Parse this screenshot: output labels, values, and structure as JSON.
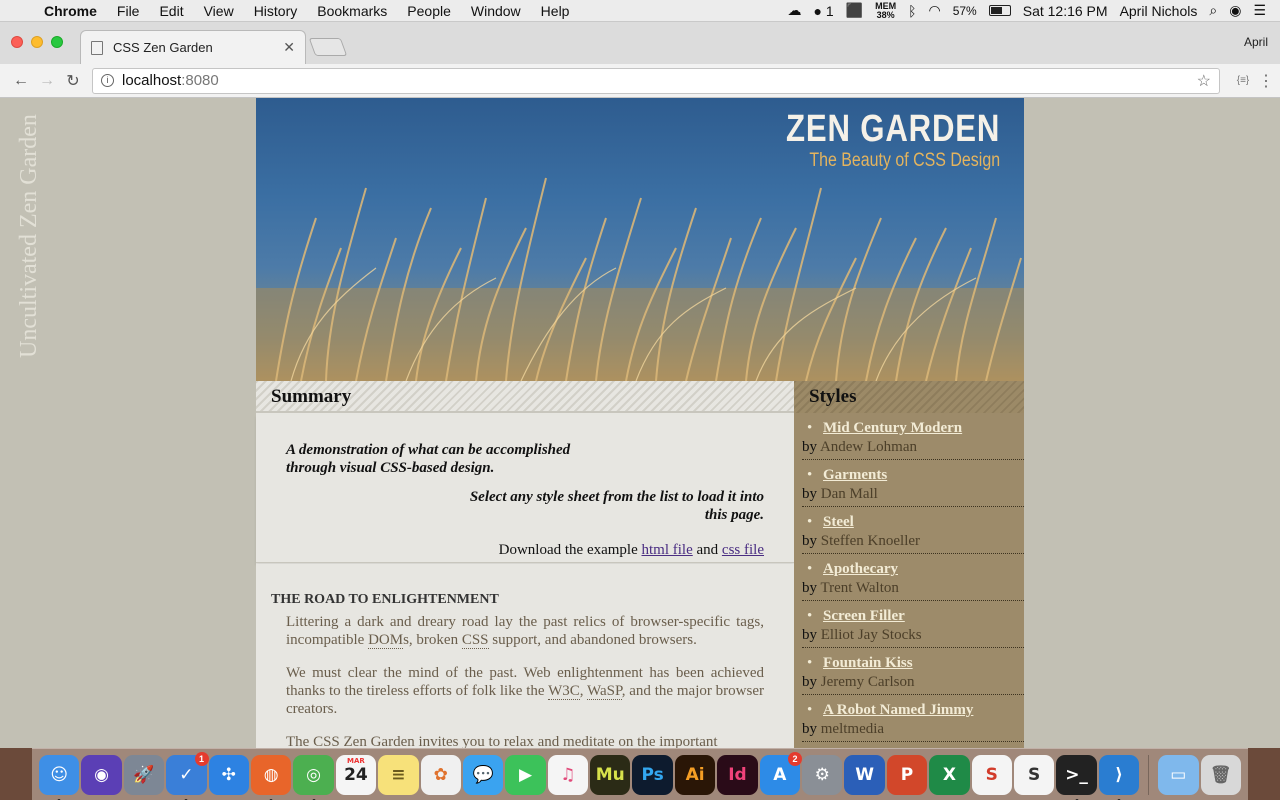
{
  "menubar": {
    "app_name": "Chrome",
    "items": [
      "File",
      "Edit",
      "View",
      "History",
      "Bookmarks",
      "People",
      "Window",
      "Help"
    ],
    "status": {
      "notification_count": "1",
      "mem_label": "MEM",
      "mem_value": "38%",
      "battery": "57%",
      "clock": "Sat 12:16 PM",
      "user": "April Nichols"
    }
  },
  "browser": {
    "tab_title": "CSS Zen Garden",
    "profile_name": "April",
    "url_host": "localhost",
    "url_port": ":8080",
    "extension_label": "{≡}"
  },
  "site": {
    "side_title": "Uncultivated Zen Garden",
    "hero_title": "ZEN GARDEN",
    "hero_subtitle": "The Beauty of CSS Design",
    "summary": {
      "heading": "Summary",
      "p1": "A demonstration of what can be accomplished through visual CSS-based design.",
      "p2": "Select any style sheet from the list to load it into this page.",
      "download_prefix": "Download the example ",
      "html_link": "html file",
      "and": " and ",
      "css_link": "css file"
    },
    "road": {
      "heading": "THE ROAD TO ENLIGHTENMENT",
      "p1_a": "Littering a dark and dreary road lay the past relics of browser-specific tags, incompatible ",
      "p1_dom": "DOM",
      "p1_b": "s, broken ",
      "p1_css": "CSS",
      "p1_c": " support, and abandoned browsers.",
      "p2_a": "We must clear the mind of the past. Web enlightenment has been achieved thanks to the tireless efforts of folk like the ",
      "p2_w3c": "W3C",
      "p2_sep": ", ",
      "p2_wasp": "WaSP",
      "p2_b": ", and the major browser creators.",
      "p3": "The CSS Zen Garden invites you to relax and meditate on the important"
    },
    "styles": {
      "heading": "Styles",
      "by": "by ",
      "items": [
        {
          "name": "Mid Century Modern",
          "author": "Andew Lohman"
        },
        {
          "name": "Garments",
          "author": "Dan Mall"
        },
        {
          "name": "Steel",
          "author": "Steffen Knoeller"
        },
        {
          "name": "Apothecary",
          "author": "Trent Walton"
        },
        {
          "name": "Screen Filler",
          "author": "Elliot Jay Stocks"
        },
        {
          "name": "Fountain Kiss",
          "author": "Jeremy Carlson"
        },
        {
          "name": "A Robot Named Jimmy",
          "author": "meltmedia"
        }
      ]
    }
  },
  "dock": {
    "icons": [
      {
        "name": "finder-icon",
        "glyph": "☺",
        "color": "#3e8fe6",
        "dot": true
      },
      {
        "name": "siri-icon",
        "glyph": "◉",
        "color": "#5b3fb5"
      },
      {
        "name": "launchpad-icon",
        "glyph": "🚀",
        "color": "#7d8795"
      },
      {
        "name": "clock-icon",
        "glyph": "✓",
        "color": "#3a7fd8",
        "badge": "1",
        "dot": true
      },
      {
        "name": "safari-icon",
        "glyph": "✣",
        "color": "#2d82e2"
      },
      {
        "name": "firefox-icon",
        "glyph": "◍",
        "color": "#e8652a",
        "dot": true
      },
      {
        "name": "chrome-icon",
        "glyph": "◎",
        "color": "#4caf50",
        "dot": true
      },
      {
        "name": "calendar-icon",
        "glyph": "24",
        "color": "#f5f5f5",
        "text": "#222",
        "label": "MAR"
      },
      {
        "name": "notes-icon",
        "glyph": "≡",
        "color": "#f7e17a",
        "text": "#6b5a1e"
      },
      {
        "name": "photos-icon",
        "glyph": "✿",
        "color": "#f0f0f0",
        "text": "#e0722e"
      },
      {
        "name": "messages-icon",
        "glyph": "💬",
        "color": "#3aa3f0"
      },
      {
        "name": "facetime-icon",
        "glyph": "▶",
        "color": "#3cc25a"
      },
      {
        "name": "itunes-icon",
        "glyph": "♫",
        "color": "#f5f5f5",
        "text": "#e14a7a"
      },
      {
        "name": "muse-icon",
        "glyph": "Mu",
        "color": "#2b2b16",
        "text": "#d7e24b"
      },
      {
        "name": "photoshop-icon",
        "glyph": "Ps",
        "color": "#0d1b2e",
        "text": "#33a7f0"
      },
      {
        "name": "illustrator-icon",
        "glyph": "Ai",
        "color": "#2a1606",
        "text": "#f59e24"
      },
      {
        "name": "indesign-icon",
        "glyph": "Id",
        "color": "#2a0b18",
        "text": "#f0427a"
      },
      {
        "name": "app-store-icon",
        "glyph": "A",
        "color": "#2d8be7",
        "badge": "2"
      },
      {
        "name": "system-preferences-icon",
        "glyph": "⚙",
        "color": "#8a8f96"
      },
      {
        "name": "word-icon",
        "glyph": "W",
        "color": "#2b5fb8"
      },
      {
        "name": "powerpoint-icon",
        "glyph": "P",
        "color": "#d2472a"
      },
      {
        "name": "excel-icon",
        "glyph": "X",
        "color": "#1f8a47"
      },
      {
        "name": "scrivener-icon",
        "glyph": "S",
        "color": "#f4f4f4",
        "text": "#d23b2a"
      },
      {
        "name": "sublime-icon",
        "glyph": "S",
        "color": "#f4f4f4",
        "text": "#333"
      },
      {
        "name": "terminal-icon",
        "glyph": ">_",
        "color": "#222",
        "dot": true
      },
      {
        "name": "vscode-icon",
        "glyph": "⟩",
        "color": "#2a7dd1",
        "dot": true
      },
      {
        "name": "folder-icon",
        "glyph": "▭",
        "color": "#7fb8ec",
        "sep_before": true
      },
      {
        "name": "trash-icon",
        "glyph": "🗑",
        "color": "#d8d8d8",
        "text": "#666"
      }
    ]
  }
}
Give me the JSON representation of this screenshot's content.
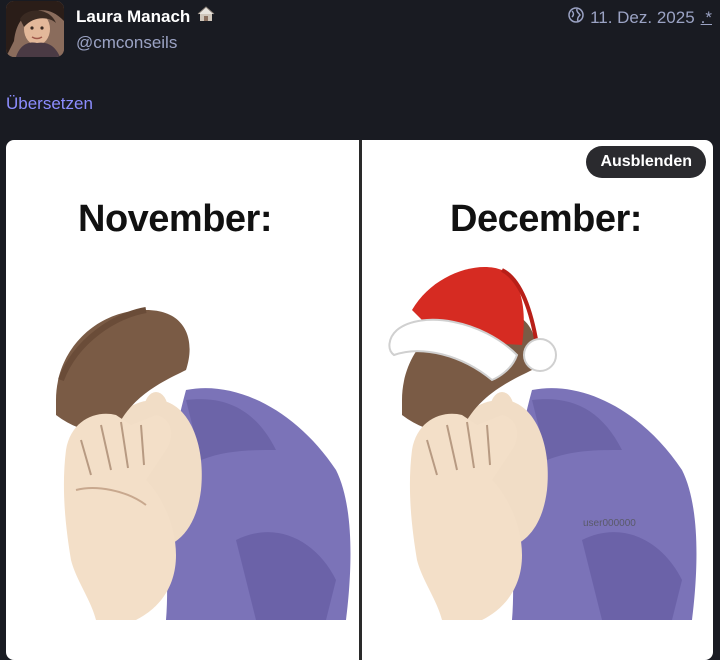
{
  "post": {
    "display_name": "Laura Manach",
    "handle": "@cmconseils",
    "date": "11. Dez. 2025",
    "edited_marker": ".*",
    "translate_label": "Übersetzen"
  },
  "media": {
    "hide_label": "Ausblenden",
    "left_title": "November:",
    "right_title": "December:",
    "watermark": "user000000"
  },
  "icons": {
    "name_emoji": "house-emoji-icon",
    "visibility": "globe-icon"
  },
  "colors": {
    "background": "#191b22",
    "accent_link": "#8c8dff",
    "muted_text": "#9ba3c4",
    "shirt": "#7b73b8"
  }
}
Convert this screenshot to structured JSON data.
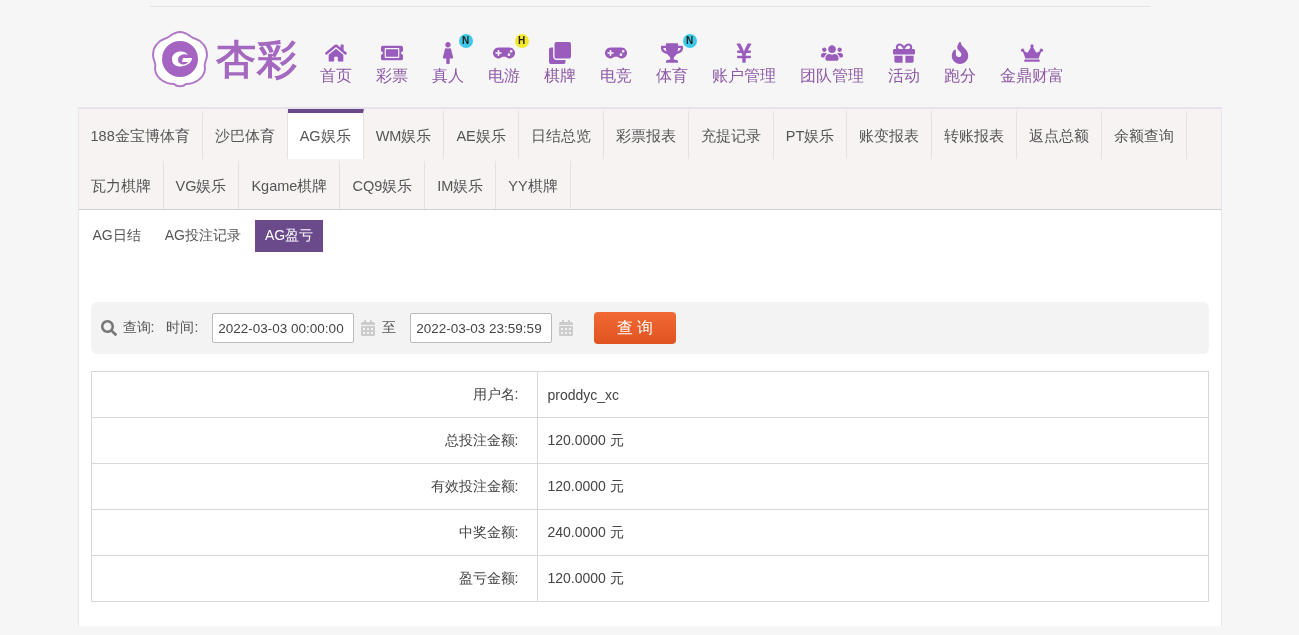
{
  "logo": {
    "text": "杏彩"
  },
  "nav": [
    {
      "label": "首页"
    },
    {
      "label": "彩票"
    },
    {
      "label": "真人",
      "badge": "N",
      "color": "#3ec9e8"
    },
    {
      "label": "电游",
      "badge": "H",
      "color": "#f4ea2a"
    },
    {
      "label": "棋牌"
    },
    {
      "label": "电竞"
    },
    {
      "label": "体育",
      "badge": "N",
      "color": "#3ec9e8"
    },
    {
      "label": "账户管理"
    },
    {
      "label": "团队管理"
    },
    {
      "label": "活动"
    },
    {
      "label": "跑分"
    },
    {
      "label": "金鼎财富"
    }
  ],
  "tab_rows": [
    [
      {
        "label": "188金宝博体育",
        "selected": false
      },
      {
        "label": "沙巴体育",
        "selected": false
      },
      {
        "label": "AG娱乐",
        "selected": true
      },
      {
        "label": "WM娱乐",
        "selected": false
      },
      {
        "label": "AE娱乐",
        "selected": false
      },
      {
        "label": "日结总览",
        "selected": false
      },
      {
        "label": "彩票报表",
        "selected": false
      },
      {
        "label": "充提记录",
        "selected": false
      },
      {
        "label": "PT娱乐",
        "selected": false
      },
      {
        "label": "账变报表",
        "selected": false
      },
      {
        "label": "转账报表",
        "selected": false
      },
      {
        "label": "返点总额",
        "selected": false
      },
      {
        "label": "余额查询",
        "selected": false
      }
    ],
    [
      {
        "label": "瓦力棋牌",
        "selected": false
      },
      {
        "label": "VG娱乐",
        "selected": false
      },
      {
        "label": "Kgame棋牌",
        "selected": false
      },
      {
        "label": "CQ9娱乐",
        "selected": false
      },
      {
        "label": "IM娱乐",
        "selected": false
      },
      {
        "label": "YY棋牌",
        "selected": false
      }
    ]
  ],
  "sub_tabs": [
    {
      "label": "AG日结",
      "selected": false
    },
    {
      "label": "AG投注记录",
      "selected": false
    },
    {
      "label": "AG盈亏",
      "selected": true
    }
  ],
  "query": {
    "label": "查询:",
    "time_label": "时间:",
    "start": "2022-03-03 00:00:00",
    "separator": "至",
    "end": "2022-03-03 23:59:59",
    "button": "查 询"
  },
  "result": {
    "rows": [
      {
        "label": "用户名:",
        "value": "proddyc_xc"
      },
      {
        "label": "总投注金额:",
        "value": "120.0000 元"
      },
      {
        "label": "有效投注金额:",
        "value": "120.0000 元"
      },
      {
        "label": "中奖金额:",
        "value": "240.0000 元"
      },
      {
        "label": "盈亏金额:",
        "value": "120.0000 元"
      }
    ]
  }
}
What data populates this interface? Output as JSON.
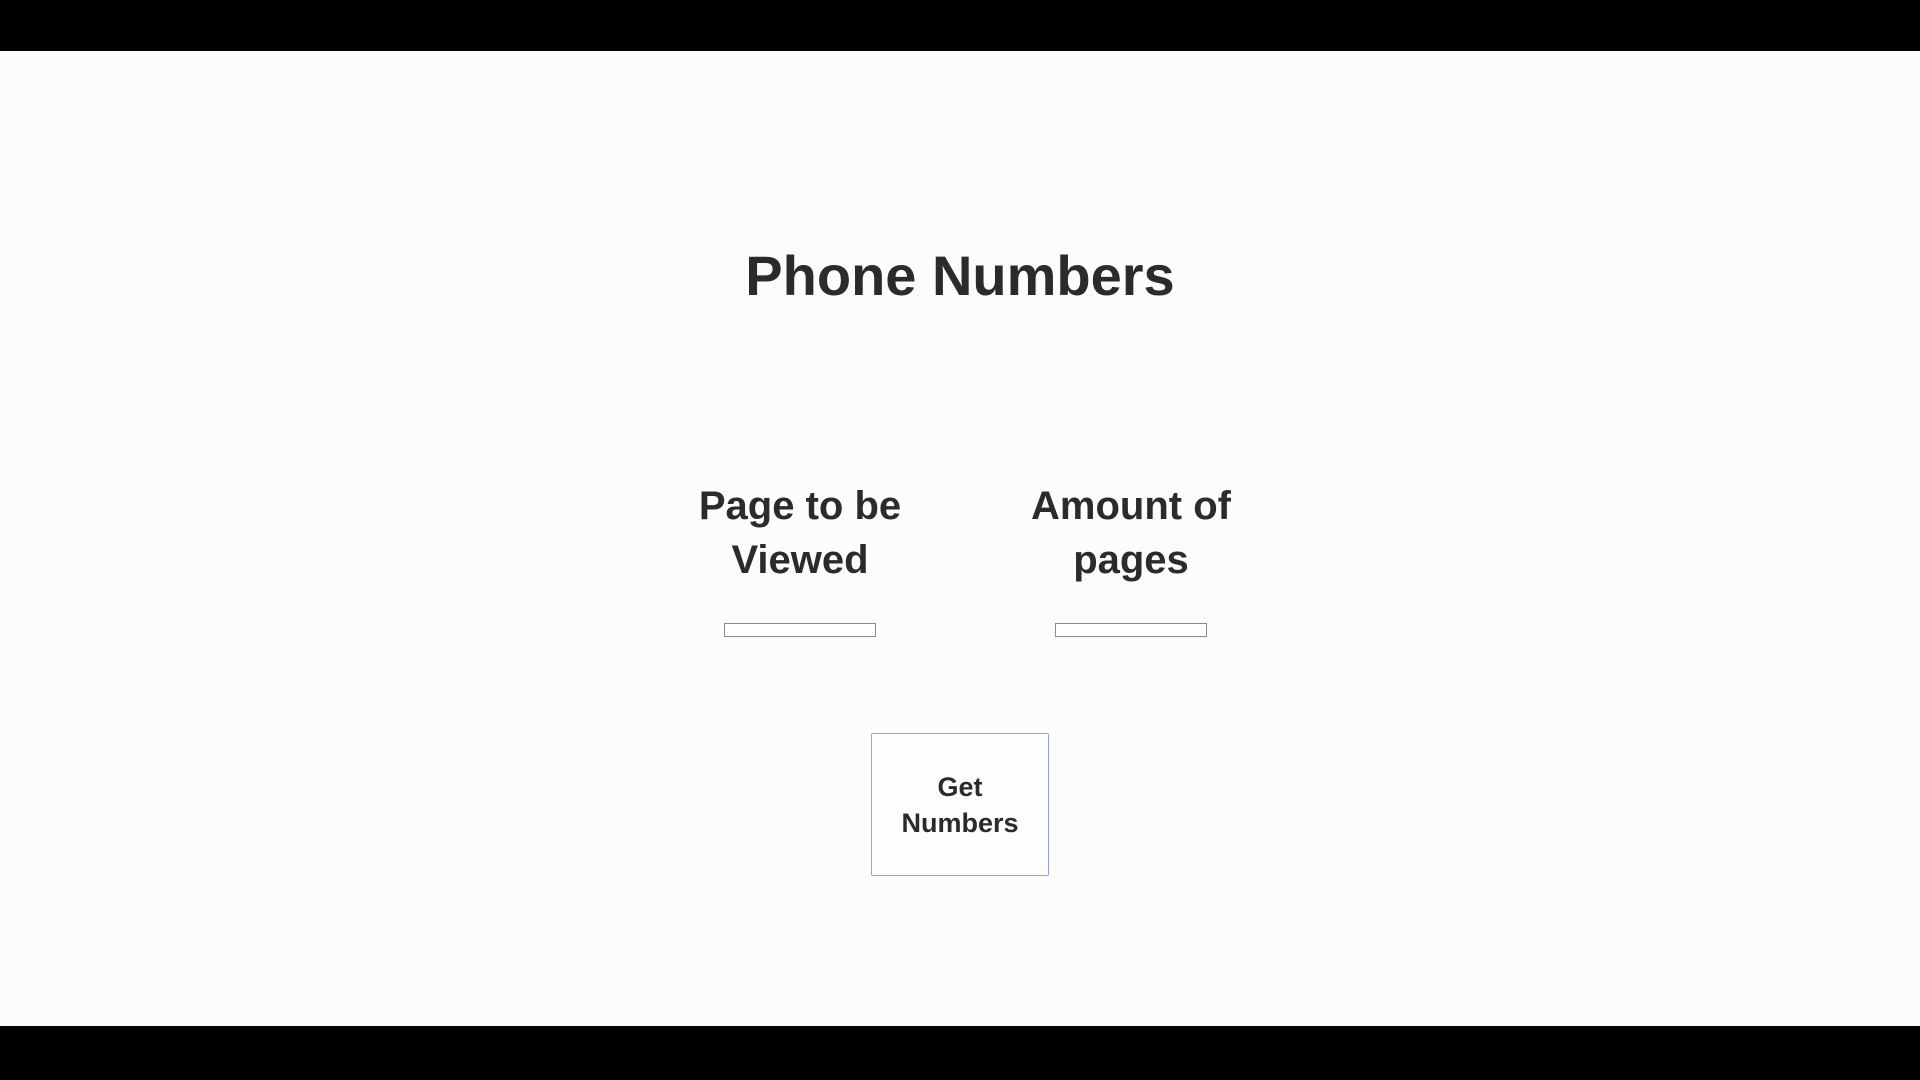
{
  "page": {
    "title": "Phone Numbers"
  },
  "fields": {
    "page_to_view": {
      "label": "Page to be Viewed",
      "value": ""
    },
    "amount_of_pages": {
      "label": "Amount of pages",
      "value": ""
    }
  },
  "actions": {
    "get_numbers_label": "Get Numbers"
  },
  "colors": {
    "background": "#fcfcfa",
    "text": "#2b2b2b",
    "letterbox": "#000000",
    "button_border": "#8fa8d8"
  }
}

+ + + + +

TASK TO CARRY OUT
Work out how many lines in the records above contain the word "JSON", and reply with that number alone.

EXPECTED ANSWER
4